Add Node to SCVMM Cluster

After you have installed both nodes you can see the SCVMM Cluster Role in the Failover Cluster Manager.

VMM Failover Cluster Role

And you can of course also see all your Virtual Machine Management servers in the Virtual Machine Manager console.

VMM Console

I hope this helps you to install System center 2012 SP1 or System Center 2012 R2 Virtual Machine Manager as Highly Available installation. If you need more information check out TechNet: How to Install a Highly Available VMM Management Server



Cisco UCS Hardware

Automate your Cisco UCS with System Center Orchestrator

Some days ago I posted an article how you can manage your Cisco UCS Blade Center directly from System Center Virtual machine Manager. Cisco also offers an Integration Pack for System Center Orchestrator which allows you to automate your Cisco UCS via Orchestrator Integration Packs, which is great if you are building your own Private Cloud based on Cisco hardware.

First step you have to download the Cisco UCS PowerTool (PowerShell Module) and the Cisco UCS Microsoft System Center Orchestrator Integration Pack.

After you have installed the Cisco UCS PowerTool on your System Center Orchestrator Runbook servers you now an import the Integration Pack via the System Center Orchestrator Deployment Manager. With a right click on Integration Packs you can Register the Cisco UCS IP.

Cisco UCS Integration Pack Orchestator Deployment Manager

After that you also have to deploy the IP to the Orchestrator Runbook servers.

Cisco UCS Integration Pack Orchestator Deployment Manager Deploy

You can start to create new Orchestrator Run Books with the Runbook Designer. First open the SCO Runbook Designer and in the Options menu select Cisco UCS to added the Path to the Cisco UCS PowerTool module (PowerShell module). The default path the Cisco UCS PowerTools are installed is: “C:\Program Files (x86)\Cisco\Cisco UCS PowerTool\Modules\CiscoUcsPS\CiscoUcsPS.psd1″

Cisco UCS Integration Pack Orchestator PowerTool Path

You can now start to automate your Cisco UCS with System Center Orchestrator.

If you are interested in how you monitor your Cisco UCS system with System Center Operations Manager Stefan Roth blogged about that.



System Center Virtual Machine Manager Bare-Metal Deployment

System Center Virtual Machine Manager Mania at E2EVC

As you may know, back in Mai this year I was in Copenhagen speaking at the Experts 2 Experts Virtualization Conference, short E2EVC. Together with Michael Rüefli I talked in the SCVMM Mania session about the latest and greatest features in System Center Virtual Machine Manager like the new Networking features like the Logical Switch, Bare-Metal Deployment of Hyper-V hosts, Services and Server App-V and also the VMware integration inside SCVMM.

Since this week you can watch the session right on youtube.

Btw. my next speaking event will be at the System Center Universe Europe in Bern Switzerland.
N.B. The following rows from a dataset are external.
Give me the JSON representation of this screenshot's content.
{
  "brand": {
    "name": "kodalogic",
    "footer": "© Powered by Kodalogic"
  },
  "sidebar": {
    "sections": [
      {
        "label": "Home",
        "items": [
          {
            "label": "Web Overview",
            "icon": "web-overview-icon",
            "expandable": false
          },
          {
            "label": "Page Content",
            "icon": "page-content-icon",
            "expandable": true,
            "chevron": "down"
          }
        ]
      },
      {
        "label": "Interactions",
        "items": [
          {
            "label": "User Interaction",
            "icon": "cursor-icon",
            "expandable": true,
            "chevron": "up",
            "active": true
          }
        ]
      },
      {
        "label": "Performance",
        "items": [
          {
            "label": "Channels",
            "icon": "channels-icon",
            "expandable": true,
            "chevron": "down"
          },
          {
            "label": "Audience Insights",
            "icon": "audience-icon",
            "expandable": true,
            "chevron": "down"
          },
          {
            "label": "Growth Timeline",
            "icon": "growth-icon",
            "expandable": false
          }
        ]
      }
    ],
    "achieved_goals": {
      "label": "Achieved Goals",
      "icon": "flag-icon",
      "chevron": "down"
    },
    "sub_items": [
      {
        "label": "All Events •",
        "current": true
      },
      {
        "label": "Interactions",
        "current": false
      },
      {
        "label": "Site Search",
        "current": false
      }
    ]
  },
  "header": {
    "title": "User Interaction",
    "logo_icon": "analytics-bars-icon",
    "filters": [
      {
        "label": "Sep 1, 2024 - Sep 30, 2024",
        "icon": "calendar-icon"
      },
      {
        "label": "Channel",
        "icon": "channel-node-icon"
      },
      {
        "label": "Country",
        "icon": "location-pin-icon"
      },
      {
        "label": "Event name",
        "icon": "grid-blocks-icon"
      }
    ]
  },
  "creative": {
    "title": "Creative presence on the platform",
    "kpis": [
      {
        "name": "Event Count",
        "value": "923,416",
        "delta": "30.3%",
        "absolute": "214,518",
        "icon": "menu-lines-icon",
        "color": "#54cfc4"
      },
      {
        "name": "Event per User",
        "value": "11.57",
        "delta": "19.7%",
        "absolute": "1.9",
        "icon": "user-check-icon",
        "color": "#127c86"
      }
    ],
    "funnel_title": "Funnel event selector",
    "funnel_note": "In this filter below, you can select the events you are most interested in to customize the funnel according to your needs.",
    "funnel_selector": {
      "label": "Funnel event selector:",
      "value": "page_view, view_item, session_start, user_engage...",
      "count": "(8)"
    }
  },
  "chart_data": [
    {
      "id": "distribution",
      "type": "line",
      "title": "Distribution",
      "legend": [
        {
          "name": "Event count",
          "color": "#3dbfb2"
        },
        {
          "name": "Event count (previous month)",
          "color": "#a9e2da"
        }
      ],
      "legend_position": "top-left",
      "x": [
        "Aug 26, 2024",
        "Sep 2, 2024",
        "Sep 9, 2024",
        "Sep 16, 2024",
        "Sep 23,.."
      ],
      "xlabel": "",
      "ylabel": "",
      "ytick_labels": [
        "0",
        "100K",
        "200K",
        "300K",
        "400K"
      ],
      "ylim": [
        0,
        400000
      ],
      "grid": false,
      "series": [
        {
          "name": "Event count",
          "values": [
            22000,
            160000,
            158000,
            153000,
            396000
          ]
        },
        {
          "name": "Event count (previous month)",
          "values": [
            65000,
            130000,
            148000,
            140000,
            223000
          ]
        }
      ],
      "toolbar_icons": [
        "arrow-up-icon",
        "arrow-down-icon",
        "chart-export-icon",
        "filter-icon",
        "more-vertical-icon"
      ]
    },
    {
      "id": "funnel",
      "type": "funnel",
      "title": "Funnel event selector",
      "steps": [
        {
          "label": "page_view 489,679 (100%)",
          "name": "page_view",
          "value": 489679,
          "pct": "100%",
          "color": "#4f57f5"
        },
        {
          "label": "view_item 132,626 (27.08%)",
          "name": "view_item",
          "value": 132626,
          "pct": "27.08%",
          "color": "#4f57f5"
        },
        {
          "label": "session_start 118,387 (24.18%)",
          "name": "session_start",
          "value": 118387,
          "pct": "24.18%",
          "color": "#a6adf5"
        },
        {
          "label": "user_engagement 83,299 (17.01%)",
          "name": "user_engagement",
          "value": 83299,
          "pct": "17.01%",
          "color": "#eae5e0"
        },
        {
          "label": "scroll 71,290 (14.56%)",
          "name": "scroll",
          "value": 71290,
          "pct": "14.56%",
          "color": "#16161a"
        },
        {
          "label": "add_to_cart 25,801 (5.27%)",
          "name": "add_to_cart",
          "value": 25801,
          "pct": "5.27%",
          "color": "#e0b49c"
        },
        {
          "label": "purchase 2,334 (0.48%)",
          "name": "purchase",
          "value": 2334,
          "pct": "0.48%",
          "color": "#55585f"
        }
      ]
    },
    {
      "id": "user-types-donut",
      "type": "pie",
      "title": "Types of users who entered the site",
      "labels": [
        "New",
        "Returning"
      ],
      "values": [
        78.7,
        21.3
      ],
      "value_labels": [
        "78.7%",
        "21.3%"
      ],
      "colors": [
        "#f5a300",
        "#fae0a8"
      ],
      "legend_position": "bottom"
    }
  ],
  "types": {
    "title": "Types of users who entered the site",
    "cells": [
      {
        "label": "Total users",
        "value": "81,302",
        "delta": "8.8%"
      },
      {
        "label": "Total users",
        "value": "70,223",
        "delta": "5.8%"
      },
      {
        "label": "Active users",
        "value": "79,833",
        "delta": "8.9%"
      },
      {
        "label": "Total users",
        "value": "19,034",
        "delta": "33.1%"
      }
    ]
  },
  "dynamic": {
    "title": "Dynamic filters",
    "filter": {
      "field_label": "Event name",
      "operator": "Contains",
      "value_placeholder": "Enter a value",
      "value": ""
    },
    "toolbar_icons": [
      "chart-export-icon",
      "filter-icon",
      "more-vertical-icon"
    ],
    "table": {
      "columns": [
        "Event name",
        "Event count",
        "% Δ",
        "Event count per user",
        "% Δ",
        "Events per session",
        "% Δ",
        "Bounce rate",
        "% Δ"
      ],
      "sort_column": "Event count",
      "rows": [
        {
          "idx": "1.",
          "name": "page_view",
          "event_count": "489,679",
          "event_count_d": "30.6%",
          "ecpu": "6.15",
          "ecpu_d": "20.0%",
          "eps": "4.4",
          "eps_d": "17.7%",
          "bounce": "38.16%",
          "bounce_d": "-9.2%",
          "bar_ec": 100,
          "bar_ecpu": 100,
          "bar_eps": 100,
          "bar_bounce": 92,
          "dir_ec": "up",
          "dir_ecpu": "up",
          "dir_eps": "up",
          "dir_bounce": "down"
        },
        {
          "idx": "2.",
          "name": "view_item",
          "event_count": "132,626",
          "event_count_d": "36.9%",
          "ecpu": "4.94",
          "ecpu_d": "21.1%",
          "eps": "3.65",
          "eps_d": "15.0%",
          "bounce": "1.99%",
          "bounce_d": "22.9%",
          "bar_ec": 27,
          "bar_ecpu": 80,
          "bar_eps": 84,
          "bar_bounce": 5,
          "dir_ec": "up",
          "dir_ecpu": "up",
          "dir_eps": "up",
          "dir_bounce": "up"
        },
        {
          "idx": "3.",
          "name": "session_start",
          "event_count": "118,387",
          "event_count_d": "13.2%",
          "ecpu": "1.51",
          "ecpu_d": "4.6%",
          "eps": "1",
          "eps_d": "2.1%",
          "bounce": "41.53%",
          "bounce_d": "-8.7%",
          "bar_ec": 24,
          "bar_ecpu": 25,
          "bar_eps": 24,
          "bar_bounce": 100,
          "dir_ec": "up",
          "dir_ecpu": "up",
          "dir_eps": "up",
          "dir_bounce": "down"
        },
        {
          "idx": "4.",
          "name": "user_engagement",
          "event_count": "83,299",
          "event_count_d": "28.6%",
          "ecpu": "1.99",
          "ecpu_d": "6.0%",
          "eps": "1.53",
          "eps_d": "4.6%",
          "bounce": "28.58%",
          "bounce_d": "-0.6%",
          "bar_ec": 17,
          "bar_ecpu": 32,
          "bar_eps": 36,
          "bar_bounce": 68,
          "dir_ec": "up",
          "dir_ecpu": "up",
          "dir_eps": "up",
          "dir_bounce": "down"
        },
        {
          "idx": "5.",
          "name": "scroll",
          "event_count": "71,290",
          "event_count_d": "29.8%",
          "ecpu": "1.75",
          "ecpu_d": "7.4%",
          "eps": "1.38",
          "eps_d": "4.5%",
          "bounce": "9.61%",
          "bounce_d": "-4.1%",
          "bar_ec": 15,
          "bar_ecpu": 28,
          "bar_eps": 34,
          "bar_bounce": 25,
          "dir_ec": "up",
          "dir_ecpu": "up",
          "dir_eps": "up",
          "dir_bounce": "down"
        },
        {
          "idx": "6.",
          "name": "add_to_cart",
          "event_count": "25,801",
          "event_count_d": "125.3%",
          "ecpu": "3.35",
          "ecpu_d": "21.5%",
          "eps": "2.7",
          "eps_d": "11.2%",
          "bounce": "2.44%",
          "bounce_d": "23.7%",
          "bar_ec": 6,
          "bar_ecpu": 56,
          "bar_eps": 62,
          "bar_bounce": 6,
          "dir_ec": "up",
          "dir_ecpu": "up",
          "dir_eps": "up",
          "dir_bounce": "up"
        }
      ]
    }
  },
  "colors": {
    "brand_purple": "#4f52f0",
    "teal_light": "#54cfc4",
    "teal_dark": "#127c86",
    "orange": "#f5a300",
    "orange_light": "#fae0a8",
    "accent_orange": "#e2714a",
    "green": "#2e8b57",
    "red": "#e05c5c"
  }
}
Together with other Microsoft MVPs and Consultants will I do an advanced session on System Center 2012 R2 – Virtual Machine Manager Networking and an overview session on Windows Server 2012 R2 Hyper-V. So if you want to see my sessions or the other great sessions about the Microsoft Cloud offering, System Center, Windows Server and Windows Azure make sure you register for the event on systemcenteruniverse.ch.